WASHINGTON -- As outrage flares and more questions are raised over the killing of Michael Brown in Ferguson, Missouri, President Barack Obama increasingly finds himself drawn to the center of the discussion.
Obama has spoken publicly twice about the August 9 shooting of the unarmed African-American teen by a white police officer in the St. Louis suburb, as well as the resulting clashes between protesters and law enforcement. He also released a written statement shortly after Brown was killed.
But he's so far been cautious about wading too deeply into the controversy that is the subject of a local criminal investigation and a separate civil rights probe led by the Justice Department.
He has spoken with elected and other leaders, and his public statements have been measured. No presidential visits to Missouri are planned for now although Attorney General Eric Holder is due in Ferguson on Wednesday.
"I have to be very careful about not prejudging these events before investigations are completed. Because, although these are, you know, issues of local jurisdiction -- you know, the DOJ works for me," Obama told reporters on Monday. "And then when they're conducting an investigation, I've got to make sure that I don't look like I'm putting my thumb on the scales one way or the other."
Should Obama be more forceful?
But some believe Obama should be more forceful, especially following community and political criticism of the initial police response to street protests as excessive, and with those demonstrations becoming more violent.
"This President knows better than most what happens in poor communities that have been antagonized historically by the hostile relationship between black people and the police department," Georgetown University professor Michael Eric Dyson said Sunday on CBS's "Face the Nation."
"It is not enough for him to come on national television and pretend there is a false moral equivalency between police people who are armed and black people who are vulnerable constantly to this. He needs to use his bully pulpit to step up and articulate this as a vision," Dyson said.
Morehouse College African-American studies professor Marc Lamont Hill wrote in an op-ed that Obama has "placed the highest priority" on people remaining calm.
"While this may seem reasonable on its face, particularly against the backdrop of rioting and looting, his words failed to acknowledge the legitimacy of black anger," Hill said.
The White House argues a big speech from Obama on race relations would be difficult right now.
"Pouring gasoline on a fire and lighting the match?" one senior White House official said.
Administration officials said in their discussions with mayors, civil rights leaders and the Congressional Black Caucus, that they've been told Obama is doing the right thing.
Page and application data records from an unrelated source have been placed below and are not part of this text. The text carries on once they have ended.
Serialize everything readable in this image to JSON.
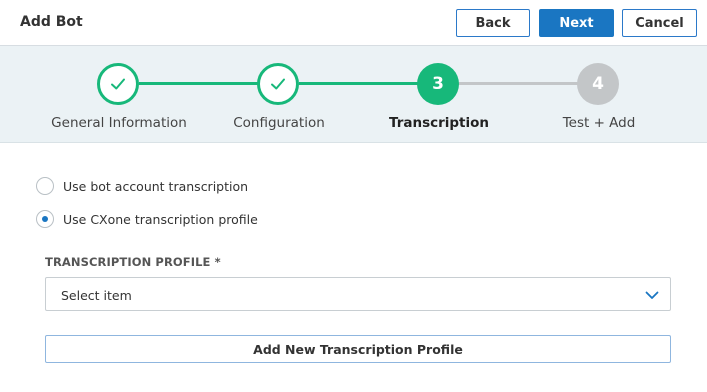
{
  "header": {
    "title": "Add Bot",
    "back_label": "Back",
    "next_label": "Next",
    "cancel_label": "Cancel"
  },
  "colors": {
    "primary": "#1a76c2",
    "success": "#17b87a",
    "inactive": "#c3c6c8",
    "stepper_bg": "#ebf2f5"
  },
  "stepper": {
    "steps": [
      {
        "label": "General Information",
        "state": "done",
        "icon": "check-icon"
      },
      {
        "label": "Configuration",
        "state": "done",
        "icon": "check-icon"
      },
      {
        "label": "Transcription",
        "state": "active",
        "number": "3"
      },
      {
        "label": "Test + Add",
        "state": "todo",
        "number": "4"
      }
    ]
  },
  "transcription": {
    "options": [
      {
        "label": "Use bot account transcription",
        "checked": false
      },
      {
        "label": "Use CXone transcription profile",
        "checked": true
      }
    ],
    "profile_label": "TRANSCRIPTION PROFILE *",
    "profile_value": "Select item",
    "add_profile_label": "Add New Transcription Profile"
  }
}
Obama talked to governor
In his statement on Monday, Obama noted that he has been in touch with Missouri Gov. Jay Nixon, and the state's two senators, Claire McCaskill and Roy Blunt.
The White House emphasized supportive statements it has received from both McCaskill, a Democrat, and more notably, Blunt, a Republican.
"I explained to the President that I've been pleased with my conversations with the attorney general and civil rights division regarding their helpful understanding that they aren't taking over this investigation, but are conducting a parallel review of the events that led to Michael Brown's death," Blunt said in a statement on Monday. "I continue to believe that this is the best possible way to arrive at a transparent explanation that would be largely acceptable to all of those who have been impacted in the community by this tragedy."
Will Obama visit Ferguson?
Obama also has skirted the question of whether he plans to travel to Ferguson. A senior White House official said such a visit is not in the cards now, but it has not been ruled out.
A visit by the President would tax law enforcement resources necessary for his protection instead of devoting those resources to calming the situation, the White House official said.
The Department of Justice's community policing program director, Ronald Davis, will be on the ground to advise law enforcement on how to deal with the protests peacefully, this official said.
The White House also views what is happening in Ferguson as partly a policing issue. Better policing practices in working with the community and organizing the response to the protests could calm things down, the official said.
Calls for Obama to visit Ferguson aren't likely to ebb soon. On Tuesday, rapper and business mogul Sean "Diddy" Combs released a video on Instagram calling for such a step.
"Obama, for real, get on a plane. It's serious," he said.AlertMe